Details

Journal of Fashion Marketing and Management: An International Journal, vol. 23 no. 3
Type: Research Article
ISSN: 1361-2026

Keywords

To view the access options for this content please click here
Article
Publication date: 9 September 2014

Hadewijch Vanwynsberghe, Elke Boudry, Ruben Vanderlinde and Pieter Verdegem

Based on the social capital theory, the authors assume that personal and professional experts are both relevant to people's competence development. However, to date, there…

Abstract

Purpose

Based on the social capital theory, the authors assume that personal and professional experts are both relevant to people's competence development. However, to date, there is little empirical evidence of how professional experts can support, or impede, people in learning how to deal with social media. The purpose of this paper is to examine the role and position of social media experts in the distribution of information on social media within the library as organization.

Design/methodology/approach

The paper draws upon social network and qualitative methods, within three public libraries located in Belgium.

Findings

The findings suggest that as the most central actors, social media experts in a library play a significant role in either supporting or constraining the distribution of information on social media.

Research limitations/implications

While the sample size was chosen to conduct a mixed methods study that would explore how the position of a social media expert in an organization such as the library facilitates or prevents the exchange of social media information, the authors acknowledge the need for large-scale empirical studies that can substantiate the findings in larger and more diverse samples.

Originality/value

This unique study explores how the role and position social media experts in Belgian public libraries can support, or impede, librarians in learning how to deal with social media. This study is useful for other public libraries who want to implement social media, establish a social media policy and/or provide social media training.

Details

Library Hi Tech, vol. 32 no. 3
Type: Research Article
ISSN: 0737-8831

Keywords

To view the access options for this content please click here
Article
Publication date: 11 May 2015

John Thøgersen, Marcia Dutra de Barcellos, Marcelo Gattermann Perin and Yanfeng Zhou

The purpose of this paper is to investigate if consumer buying motives regarding organic food in emerging economies China and Brazil are culture bound or determined by key…

Abstract

Purpose

The purpose of this paper is to investigate if consumer buying motives regarding organic food in emerging economies China and Brazil are culture bound or determined by key characteristics of the product.

Design/methodology/approach

A survey was collected in Guangzhou, China, and Porto Alegre, Brazil. Data were analyzed by means of structural equation modeling, checking for measurement invariance between samples.

Findings

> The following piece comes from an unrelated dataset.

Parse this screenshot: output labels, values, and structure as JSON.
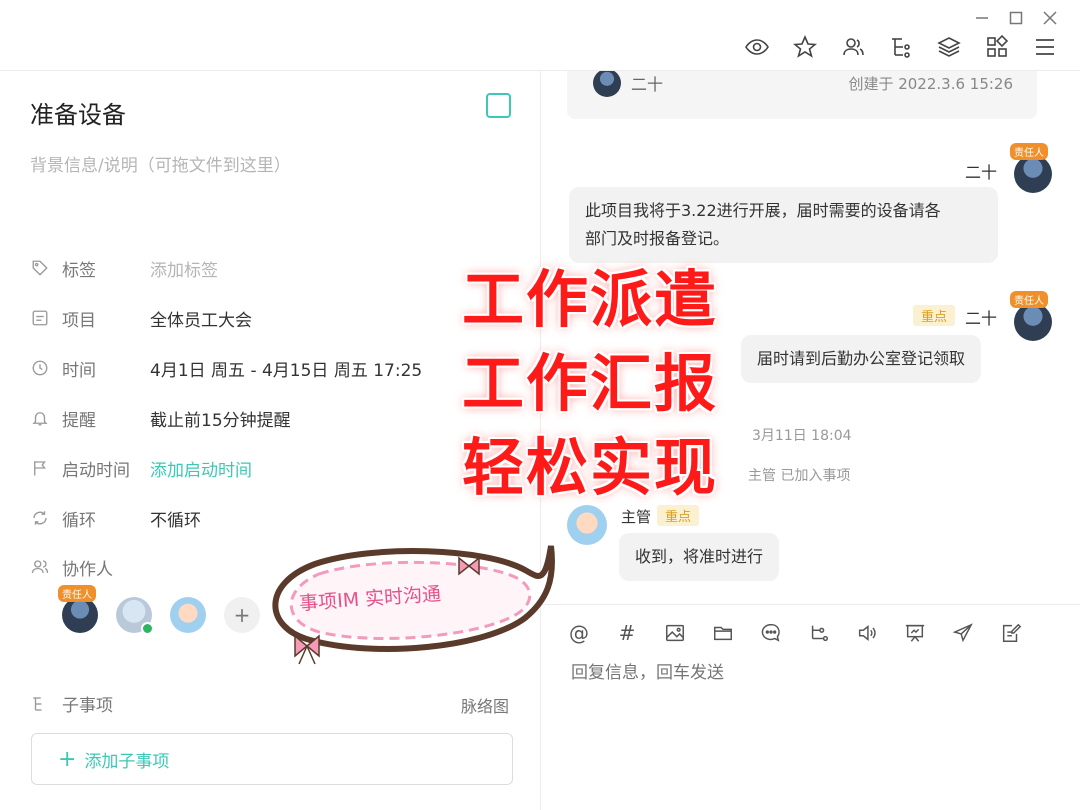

The reasons why Brazilian and Chinese consumers buy organic food are strikingly similar to what is found in Europe and North America. Consumers’ attitude toward buying organic food is strongly linked to beliefs about its healthiness, taste and environmental friendliness. Also, consumer attitudes toward buying organic food are positively related to what Schwartz’s “Universalism” values in all studied cultures.

Research limitations/implications

Correlational (survey) data do not allow conclusions about causality and conclusions are limited by the covered countries and products.

Practical implications

Key consumer value propositions with respect to organic food seem cross-culturally valid and universally accepted by a segment of customers that share these values. Hence, organic food can be marketed globally based on a universal set of key value propositions. The same could be true for other global products sharing similar types of certifiable value propositions.

Social implications

New insights of value for the cross-cultural marketing of “green” and ethical consumer products.

Originality/value

Fills a gap in research regarding the extent to which consumer purchase motives are culture bound or determined by the characteristics of the product.

Details

International Marketing Review, vol. 32 no. 3/4
Type: Research Article
ISSN: 0265-1335

Keywords

1 – 10 of 43